It's about the beer
Gina Miller and Bill Keeper
My goodness Bill, just how many styles of beer are there? I took at look at the never ending
categories at the Great American Beer Festival and got a headache. Then I checked the
BJCP Style guidelines and stopped counting at twenty which only make my headache worse.
I remember when beer was simple. We had ales, lagers,or a the all purpose category of
"other" for well, others.
Now I'm reading about the latest argument in the world of craft-brewing nomenclature. Can
you believe the self appointed movers and shakers of the beer world are battling over what to
call a beer that has the hop character of an India pale ale but the color of a stout or porter?
I had two different brewery versions of that "style" the other day and not once did I wonder
about what to call it. It was a dark, hoppy, ale. And both were good.
The Brewers Association, a national organization that looks after the common interests of
American brewers, has decided that the style should be called American Black IPA for the
purposes of judging during the Great American Beer Festival. Here we go again. And it begs
the question just why does it have to be labeled as "American? Is it because it's hoppy?
Couldn't I make a black ale that had a low hop character and still call it American? Not to
mention that centuries ago, the term "ale" referred to a beer that had little to no hops at all.
To further confuse the matter, it has been put forth by several brewers in the Pacific Northwest
that, considering the beer originated in that region (also known as Cascadia, which includes

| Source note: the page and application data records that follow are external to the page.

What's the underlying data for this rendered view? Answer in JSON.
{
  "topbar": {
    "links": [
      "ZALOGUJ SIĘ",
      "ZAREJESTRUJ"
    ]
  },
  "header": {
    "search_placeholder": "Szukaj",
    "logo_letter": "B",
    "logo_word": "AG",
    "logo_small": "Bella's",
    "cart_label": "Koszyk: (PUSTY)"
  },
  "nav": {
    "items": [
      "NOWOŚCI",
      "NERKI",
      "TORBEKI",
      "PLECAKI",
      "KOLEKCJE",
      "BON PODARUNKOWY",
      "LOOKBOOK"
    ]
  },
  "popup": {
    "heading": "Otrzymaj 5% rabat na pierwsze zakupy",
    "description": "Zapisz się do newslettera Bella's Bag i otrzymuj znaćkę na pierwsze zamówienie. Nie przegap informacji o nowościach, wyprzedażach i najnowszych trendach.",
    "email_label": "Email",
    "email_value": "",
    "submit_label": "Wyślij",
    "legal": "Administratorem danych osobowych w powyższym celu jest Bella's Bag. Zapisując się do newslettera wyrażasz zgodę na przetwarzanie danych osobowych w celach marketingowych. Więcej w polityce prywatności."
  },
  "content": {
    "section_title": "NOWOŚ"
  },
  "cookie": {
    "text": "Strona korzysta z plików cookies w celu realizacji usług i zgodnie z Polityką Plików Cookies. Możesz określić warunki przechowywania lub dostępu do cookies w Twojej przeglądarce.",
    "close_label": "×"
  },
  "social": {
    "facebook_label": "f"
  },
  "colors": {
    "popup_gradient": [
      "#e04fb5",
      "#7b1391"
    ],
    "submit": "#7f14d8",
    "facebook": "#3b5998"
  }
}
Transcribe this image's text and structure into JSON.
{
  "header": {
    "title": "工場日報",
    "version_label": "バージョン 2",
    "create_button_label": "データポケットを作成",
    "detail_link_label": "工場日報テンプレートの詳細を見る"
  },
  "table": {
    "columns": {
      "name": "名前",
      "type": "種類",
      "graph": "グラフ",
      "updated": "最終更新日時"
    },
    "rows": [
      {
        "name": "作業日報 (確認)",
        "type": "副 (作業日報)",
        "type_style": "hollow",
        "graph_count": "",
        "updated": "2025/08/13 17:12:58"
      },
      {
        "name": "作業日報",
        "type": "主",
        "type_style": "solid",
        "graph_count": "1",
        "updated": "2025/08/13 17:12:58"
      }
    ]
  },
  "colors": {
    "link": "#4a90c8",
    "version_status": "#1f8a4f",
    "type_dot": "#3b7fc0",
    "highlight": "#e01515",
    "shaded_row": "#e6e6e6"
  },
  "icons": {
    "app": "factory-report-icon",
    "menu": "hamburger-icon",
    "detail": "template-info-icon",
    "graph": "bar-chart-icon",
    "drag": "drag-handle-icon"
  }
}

Oregon, Washington and most, if not all, of British Columbia -- really, they even have their own
flag), it should be called Cascadian dark ale.
There is evidence, however, that a brewer by the name of Greg Noonan was brewing a highly
hopped porter in Vermont several years before the Cascadians. Therefore, we should call it
Vermont porter, right? Look Bill, highly hopped porters, or black pale ales, were reportedly
produced in Burton-Upon-Trent, England, since 1888 so why don't we just call it Burton porter?
I think you get my point. Let's not get bogged down in all these names and categories.
Just give me a good lager or ale and I'm a happy camper. I'll let the so called beer
intelligentsia create a million categories so every beer can be awarded some sort of medal. As
for me, I'll just drink it.
That's it from me, chug-a-lug, Bill.....see you next month.
Let me start with your unnecessary rant on the American Black IPA issue. The facts are that the
style is not new, nor is it regional. It isn't even necessarily American. But it's here to stay, and we
have to call it something. I'm in total support of the term Black IPA solely for conversational
purposes, so we all know what we're talking about. Everyone knows an IPA when they taste and
smell one. The fact that it's black simply needs to be stated for clarity. As far as individual
breweries and individual drinkers are concerned, please call it whatever you wish. I think most
discerning craft-beer drinkers will figure out what it is.
Having said that I think you miss a key point in all of this. One of the things that endears people
to a beer or beer style is the story and history behind it. While Cascadia isn’t a term familiar to
the general population, it would prompt curious beer drinkers to learn more about the beer in
front of them and the story behind the style.
Simply put, a beer style is a label given to a beer that describes its overall character and often
times its origin. It's a name badge that has been achieved over many centuries of brewing, trial
and error, marketing, and consumer acceptance. Yes, it's a help to consumers, just like the two
of us. Your support of just three categories would set beer drinking back centuries. Imagine
someone (like you) who loves IPAs going to a bar and only could say give me an "ale". Who
knows what you'd be getting?
Gina, you've got to realize that the style groups were created around common sensory traits –
appearance, aroma, flavor, and body. The stout guidelines, for example, describe it as a black
ale with coffee like aromas, roasted malt flavors, medium hop bitterness, and a creamy mouthfeel
(the actual guidelines go into much more detail). That makes sense.
Beer styles aren’t written into law, but the most well-known and used style guidelines are those
written by the Beer Judge Certification Program (BJCP) as you noted. You are also right about
the styles being important when beers are entered into competitions. So what's wrong with that?
The history of beer style is the history of beer itself. Even in 2050 BC there was a differentiation
between at least two different types or qualities of ale. So sorry Gina, history wins this debate
Here's looking at you, kid! See you next month.